## Entries supplied:

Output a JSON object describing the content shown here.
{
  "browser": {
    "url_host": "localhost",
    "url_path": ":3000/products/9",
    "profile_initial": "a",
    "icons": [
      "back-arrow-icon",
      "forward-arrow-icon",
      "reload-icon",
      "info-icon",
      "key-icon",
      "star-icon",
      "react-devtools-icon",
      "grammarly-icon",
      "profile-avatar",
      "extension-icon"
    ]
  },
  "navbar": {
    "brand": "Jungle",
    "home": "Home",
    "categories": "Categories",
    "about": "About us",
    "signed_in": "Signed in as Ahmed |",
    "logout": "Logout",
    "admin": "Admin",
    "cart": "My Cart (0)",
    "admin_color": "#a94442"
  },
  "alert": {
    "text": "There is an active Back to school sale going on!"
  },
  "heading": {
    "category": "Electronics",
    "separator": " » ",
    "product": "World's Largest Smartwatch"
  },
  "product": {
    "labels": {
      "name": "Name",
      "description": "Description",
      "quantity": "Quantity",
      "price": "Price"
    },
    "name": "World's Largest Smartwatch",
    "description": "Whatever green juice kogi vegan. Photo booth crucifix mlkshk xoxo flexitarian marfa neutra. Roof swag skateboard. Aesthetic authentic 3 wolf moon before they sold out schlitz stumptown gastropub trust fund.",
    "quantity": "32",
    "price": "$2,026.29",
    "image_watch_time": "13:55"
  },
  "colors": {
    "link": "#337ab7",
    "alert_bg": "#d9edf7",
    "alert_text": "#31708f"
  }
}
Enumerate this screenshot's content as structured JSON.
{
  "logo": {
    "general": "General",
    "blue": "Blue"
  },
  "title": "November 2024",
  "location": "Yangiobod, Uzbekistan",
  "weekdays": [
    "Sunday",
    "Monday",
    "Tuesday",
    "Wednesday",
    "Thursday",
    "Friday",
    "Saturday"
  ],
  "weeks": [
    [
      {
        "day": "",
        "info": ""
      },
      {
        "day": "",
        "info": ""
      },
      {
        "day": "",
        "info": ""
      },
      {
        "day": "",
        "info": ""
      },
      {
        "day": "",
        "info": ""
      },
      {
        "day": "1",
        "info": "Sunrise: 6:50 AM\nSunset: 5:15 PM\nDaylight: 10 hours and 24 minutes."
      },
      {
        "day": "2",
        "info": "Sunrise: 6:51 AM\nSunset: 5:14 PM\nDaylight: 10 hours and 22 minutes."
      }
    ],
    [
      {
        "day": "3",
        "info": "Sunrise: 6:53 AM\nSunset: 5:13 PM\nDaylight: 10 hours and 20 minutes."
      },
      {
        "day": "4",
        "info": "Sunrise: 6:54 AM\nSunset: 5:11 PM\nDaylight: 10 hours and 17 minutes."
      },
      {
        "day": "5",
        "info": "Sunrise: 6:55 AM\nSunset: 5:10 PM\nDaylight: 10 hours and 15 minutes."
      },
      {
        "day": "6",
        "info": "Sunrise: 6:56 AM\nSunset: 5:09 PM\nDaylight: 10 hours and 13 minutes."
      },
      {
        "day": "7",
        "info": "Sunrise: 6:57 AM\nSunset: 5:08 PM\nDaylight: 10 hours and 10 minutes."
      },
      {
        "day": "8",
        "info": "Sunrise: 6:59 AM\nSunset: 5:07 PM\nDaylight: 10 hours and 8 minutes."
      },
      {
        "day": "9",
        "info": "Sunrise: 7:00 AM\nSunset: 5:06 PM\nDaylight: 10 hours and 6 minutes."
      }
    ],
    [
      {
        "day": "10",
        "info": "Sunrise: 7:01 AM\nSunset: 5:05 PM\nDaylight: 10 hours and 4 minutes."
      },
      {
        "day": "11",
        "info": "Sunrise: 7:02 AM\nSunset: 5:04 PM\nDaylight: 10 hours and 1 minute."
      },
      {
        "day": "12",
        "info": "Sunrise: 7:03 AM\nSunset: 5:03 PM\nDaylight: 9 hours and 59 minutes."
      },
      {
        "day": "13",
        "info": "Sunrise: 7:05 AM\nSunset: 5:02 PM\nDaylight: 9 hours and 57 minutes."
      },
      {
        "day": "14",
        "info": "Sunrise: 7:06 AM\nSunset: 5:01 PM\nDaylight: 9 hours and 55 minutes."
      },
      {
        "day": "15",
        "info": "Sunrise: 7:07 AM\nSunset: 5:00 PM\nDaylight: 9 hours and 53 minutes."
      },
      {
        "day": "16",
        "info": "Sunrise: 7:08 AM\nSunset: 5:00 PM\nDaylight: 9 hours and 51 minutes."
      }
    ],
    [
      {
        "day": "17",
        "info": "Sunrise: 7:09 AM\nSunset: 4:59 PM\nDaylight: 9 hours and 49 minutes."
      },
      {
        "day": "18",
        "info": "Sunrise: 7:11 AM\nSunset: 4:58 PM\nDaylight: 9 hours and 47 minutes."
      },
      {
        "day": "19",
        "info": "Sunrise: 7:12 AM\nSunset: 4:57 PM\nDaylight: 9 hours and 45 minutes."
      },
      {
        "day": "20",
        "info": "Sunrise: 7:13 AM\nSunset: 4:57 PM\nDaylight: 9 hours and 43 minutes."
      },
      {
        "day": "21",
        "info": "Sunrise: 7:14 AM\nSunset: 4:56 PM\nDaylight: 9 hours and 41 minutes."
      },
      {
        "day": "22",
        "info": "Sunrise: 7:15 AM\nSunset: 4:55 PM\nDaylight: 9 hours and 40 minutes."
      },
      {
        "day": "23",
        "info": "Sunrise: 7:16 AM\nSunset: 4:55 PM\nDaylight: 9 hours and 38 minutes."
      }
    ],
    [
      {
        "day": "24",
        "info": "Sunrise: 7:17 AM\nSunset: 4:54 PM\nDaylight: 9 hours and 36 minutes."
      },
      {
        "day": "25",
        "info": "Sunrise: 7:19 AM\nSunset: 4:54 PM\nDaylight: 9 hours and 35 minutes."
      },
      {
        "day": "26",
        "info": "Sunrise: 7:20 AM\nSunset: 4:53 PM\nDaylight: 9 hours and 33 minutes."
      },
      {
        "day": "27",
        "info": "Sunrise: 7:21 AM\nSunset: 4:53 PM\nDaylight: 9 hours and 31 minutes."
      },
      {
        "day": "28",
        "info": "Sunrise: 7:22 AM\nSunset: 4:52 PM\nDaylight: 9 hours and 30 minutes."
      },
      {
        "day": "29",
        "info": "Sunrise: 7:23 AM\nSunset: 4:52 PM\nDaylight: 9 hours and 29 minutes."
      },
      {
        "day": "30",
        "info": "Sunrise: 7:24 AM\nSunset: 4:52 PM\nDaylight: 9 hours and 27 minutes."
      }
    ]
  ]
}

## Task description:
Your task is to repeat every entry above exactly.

## Output for this exercise:
Output a JSON object describing the content shown here.
{
  "browser": {
    "url_host": "localhost",
    "url_path": ":3000/products/9",
    "profile_initial": "a",
    "icons": [
      "back-arrow-icon",
      "forward-arrow-icon",
      "reload-icon",
      "info-icon",
      "key-icon",
      "star-icon",
      "react-devtools-icon",
      "grammarly-icon",
      "profile-avatar",
      "extension-icon"
    ]
  },
  "navbar": {
    "brand": "Jungle",
    "home": "Home",
    "categories": "Categories",
    "about": "About us",
    "signed_in": "Signed in as Ahmed |",
    "logout": "Logout",
    "admin": "Admin",
    "cart": "My Cart (0)",
    "admin_color": "#a94442"
  },
  "alert": {
    "text": "There is an active Back to school sale going on!"
  },
  "heading": {
    "category": "Electronics",
    "separator": " » ",
    "product": "World's Largest Smartwatch"
  },
  "product": {
    "labels": {
      "name": "Name",
      "description": "Description",
      "quantity": "Quantity",
      "price": "Price"
    },
    "name": "World's Largest Smartwatch",
    "description": "Whatever green juice kogi vegan. Photo booth crucifix mlkshk xoxo flexitarian marfa neutra. Roof swag skateboard. Aesthetic authentic 3 wolf moon before they sold out schlitz stumptown gastropub trust fund.",
    "quantity": "32",
    "price": "$2,026.29",
    "image_watch_time": "13:55"
  },
  "colors": {
    "link": "#337ab7",
    "alert_bg": "#d9edf7",
    "alert_text": "#31708f"
  }
}
Enumerate this screenshot's content as structured JSON.
{
  "logo": {
    "general": "General",
    "blue": "Blue"
  },
  "title": "November 2024",
  "location": "Yangiobod, Uzbekistan",
  "weekdays": [
    "Sunday",
    "Monday",
    "Tuesday",
    "Wednesday",
    "Thursday",
    "Friday",
    "Saturday"
  ],
  "weeks": [
    [
      {
        "day": "",
        "info": ""
      },
      {
        "day": "",
        "info": ""
      },
      {
        "day": "",
        "info": ""
      },
      {
        "day": "",
        "info": ""
      },
      {
        "day": "",
        "info": ""
      },
      {
        "day": "1",
        "info": "Sunrise: 6:50 AM\nSunset: 5:15 PM\nDaylight: 10 hours and 24 minutes."
      },
      {
        "day": "2",
        "info": "Sunrise: 6:51 AM\nSunset: 5:14 PM\nDaylight: 10 hours and 22 minutes."
      }
    ],
    [
      {
        "day": "3",
        "info": "Sunrise: 6:53 AM\nSunset: 5:13 PM\nDaylight: 10 hours and 20 minutes."
      },
      {
        "day": "4",
        "info": "Sunrise: 6:54 AM\nSunset: 5:11 PM\nDaylight: 10 hours and 17 minutes."
      },
      {
        "day": "5",
        "info": "Sunrise: 6:55 AM\nSunset: 5:10 PM\nDaylight: 10 hours and 15 minutes."
      },
      {
        "day": "6",
        "info": "Sunrise: 6:56 AM\nSunset: 5:09 PM\nDaylight: 10 hours and 13 minutes."
      },
      {
        "day": "7",
        "info": "Sunrise: 6:57 AM\nSunset: 5:08 PM\nDaylight: 10 hours and 10 minutes."
      },
      {
        "day": "8",
        "info": "Sunrise: 6:59 AM\nSunset: 5:07 PM\nDaylight: 10 hours and 8 minutes."
      },
      {
        "day": "9",
        "info": "Sunrise: 7:00 AM\nSunset: 5:06 PM\nDaylight: 10 hours and 6 minutes."
      }
    ],
    [
      {
        "day": "10",
        "info": "Sunrise: 7:01 AM\nSunset: 5:05 PM\nDaylight: 10 hours and 4 minutes."
      },
      {
        "day": "11",
        "info": "Sunrise: 7:02 AM\nSunset: 5:04 PM\nDaylight: 10 hours and 1 minute."
      },
      {
        "day": "12",
        "info": "Sunrise: 7:03 AM\nSunset: 5:03 PM\nDaylight: 9 hours and 59 minutes."
      },
      {
        "day": "13",
        "info": "Sunrise: 7:05 AM\nSunset: 5:02 PM\nDaylight: 9 hours and 57 minutes."
      },
      {
        "day": "14",
        "info": "Sunrise: 7:06 AM\nSunset: 5:01 PM\nDaylight: 9 hours and 55 minutes."
      },
      {
        "day": "15",
        "info": "Sunrise: 7:07 AM\nSunset: 5:00 PM\nDaylight: 9 hours and 53 minutes."
      },
      {
        "day": "16",
        "info": "Sunrise: 7:08 AM\nSunset: 5:00 PM\nDaylight: 9 hours and 51 minutes."
      }
    ],
    [
      {
        "day": "17",
        "info": "Sunrise: 7:09 AM\nSunset: 4:59 PM\nDaylight: 9 hours and 49 minutes."
      },
      {
        "day": "18",
        "info": "Sunrise: 7:11 AM\nSunset: 4:58 PM\nDaylight: 9 hours and 47 minutes."
      },
      {
        "day": "19",
        "info": "Sunrise: 7:12 AM\nSunset: 4:57 PM\nDaylight: 9 hours and 45 minutes."
      },
      {
        "day": "20",
        "info": "Sunrise: 7:13 AM\nSunset: 4:57 PM\nDaylight: 9 hours and 43 minutes."
      },
      {
        "day": "21",
        "info": "Sunrise: 7:14 AM\nSunset: 4:56 PM\nDaylight: 9 hours and 41 minutes."
      },
      {
        "day": "22",
        "info": "Sunrise: 7:15 AM\nSunset: 4:55 PM\nDaylight: 9 hours and 40 minutes."
      },
      {
        "day": "23",
        "info": "Sunrise: 7:16 AM\nSunset: 4:55 PM\nDaylight: 9 hours and 38 minutes."
      }
    ],
    [
      {
        "day": "24",
        "info": "Sunrise: 7:17 AM\nSunset: 4:54 PM\nDaylight: 9 hours and 36 minutes."
      },
      {
        "day": "25",
        "info": "Sunrise: 7:19 AM\nSunset: 4:54 PM\nDaylight: 9 hours and 35 minutes."
      },
      {
        "day": "26",
        "info": "Sunrise: 7:20 AM\nSunset: 4:53 PM\nDaylight: 9 hours and 33 minutes."
      },
      {
        "day": "27",
        "info": "Sunrise: 7:21 AM\nSunset: 4:53 PM\nDaylight: 9 hours and 31 minutes."
      },
      {
        "day": "28",
        "info": "Sunrise: 7:22 AM\nSunset: 4:52 PM\nDaylight: 9 hours and 30 minutes."
      },
      {
        "day": "29",
        "info": "Sunrise: 7:23 AM\nSunset: 4:52 PM\nDaylight: 9 hours and 29 minutes."
      },
      {
        "day": "30",
        "info": "Sunrise: 7:24 AM\nSunset: 4:52 PM\nDaylight: 9 hours and 27 minutes."
      }
    ]
  ]
}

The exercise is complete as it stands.